The aorta is the artery that carries oxygen-rich blood away from the heart and on to other arteries that distribute it throughout the body. Aortic dissection is a split the begins in the inner lining of the artery wall. Pumping blood is forced through this opening, where it builds up in the vessel wall and eventually can rupture the outer lining of the artery.

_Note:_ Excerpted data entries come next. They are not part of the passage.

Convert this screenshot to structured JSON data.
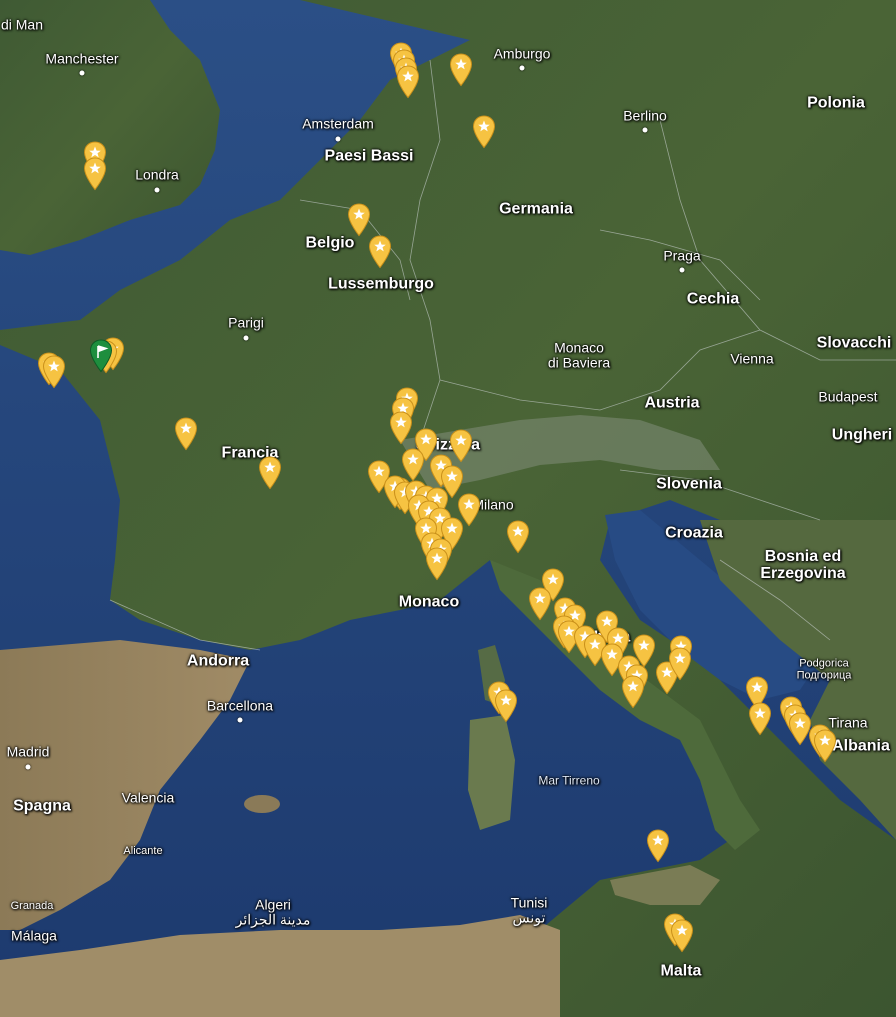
{
  "map": {
    "labels": [
      {
        "name": "label-isle-of-man",
        "text": "di Man",
        "kind": "city"
      },
      {
        "name": "label-manchester",
        "text": "Manchester",
        "kind": "city"
      },
      {
        "name": "label-londra",
        "text": "Londra",
        "kind": "city"
      },
      {
        "name": "label-amburgo",
        "text": "Amburgo",
        "kind": "city"
      },
      {
        "name": "label-amsterdam",
        "text": "Amsterdam",
        "kind": "city"
      },
      {
        "name": "label-paesi-bassi",
        "text": "Paesi Bassi",
        "kind": "country"
      },
      {
        "name": "label-berlino",
        "text": "Berlino",
        "kind": "city"
      },
      {
        "name": "label-polonia",
        "text": "Polonia",
        "kind": "country"
      },
      {
        "name": "label-germania",
        "text": "Germania",
        "kind": "country"
      },
      {
        "name": "label-belgio",
        "text": "Belgio",
        "kind": "country"
      },
      {
        "name": "label-lussemburgo",
        "text": "Lussemburgo",
        "kind": "country"
      },
      {
        "name": "label-praga",
        "text": "Praga",
        "kind": "city"
      },
      {
        "name": "label-cechia",
        "text": "Cechia",
        "kind": "country"
      },
      {
        "name": "label-parigi",
        "text": "Parigi",
        "kind": "city"
      },
      {
        "name": "label-monaco-di-baviera",
        "text": "Monaco\ndi Baviera",
        "kind": "city"
      },
      {
        "name": "label-vienna",
        "text": "Vienna",
        "kind": "city"
      },
      {
        "name": "label-slovacchia",
        "text": "Slovacchi",
        "kind": "country"
      },
      {
        "name": "label-budapest",
        "text": "Budapest",
        "kind": "city"
      },
      {
        "name": "label-austria",
        "text": "Austria",
        "kind": "country"
      },
      {
        "name": "label-ungheria",
        "text": "Ungheri",
        "kind": "country"
      },
      {
        "name": "label-francia",
        "text": "Francia",
        "kind": "country"
      },
      {
        "name": "label-svizzera",
        "text": "Svizzera",
        "kind": "country"
      },
      {
        "name": "label-milano",
        "text": "Milano",
        "kind": "city"
      },
      {
        "name": "label-slovenia",
        "text": "Slovenia",
        "kind": "country"
      },
      {
        "name": "label-croazia",
        "text": "Croazia",
        "kind": "country"
      },
      {
        "name": "label-bosnia",
        "text": "Bosnia ed\nErzegovina",
        "kind": "country"
      },
      {
        "name": "label-monaco",
        "text": "Monaco",
        "kind": "country"
      },
      {
        "name": "label-italia",
        "text": "Italia",
        "kind": "country"
      },
      {
        "name": "label-andorra",
        "text": "Andorra",
        "kind": "country"
      },
      {
        "name": "label-podgorica",
        "text": "Podgorica\nПодгорица",
        "kind": "small"
      },
      {
        "name": "label-barcellona",
        "text": "Barcellona",
        "kind": "city"
      },
      {
        "name": "label-tirana",
        "text": "Tirana",
        "kind": "city"
      },
      {
        "name": "label-albania",
        "text": "Albania",
        "kind": "country"
      },
      {
        "name": "label-madrid",
        "text": "Madrid",
        "kind": "city"
      },
      {
        "name": "label-spagna",
        "text": "Spagna",
        "kind": "country"
      },
      {
        "name": "label-valencia",
        "text": "Valencia",
        "kind": "city"
      },
      {
        "name": "label-mar-tirreno",
        "text": "Mar Tirreno",
        "kind": "sea"
      },
      {
        "name": "label-alicante",
        "text": "Alicante",
        "kind": "small"
      },
      {
        "name": "label-algeri",
        "text": "Algeri\nمدينة الجزائر",
        "kind": "city"
      },
      {
        "name": "label-tunisi",
        "text": "Tunisi\nتونس",
        "kind": "city"
      },
      {
        "name": "label-granada",
        "text": "Granada",
        "kind": "small"
      },
      {
        "name": "label-malaga",
        "text": "Málaga",
        "kind": "city"
      },
      {
        "name": "label-malta",
        "text": "Malta",
        "kind": "country"
      }
    ],
    "pin_colors": {
      "place": "#f6c342",
      "place_stroke": "#c9901a",
      "start": "#1e8e3e",
      "start_stroke": "#0d5c26"
    }
  }
}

The tear can expand in length back toward the heart (proximal aortic dissection) or, more often, away from the heart (distal aortic dissection). Aortic dissection is most often associated with long-term high blood pressure, but other factors can increase risk, including aortic aneurysm, congenital (present from birth) aortic valve conditions and narrowing (coarctation) or expansion (dilation) of the vessel. Common symptoms of acute (sudden onset) aortic dissection may include abrupt, severe or “tearing” chest pain, sometimes accompanied by cold perspiration.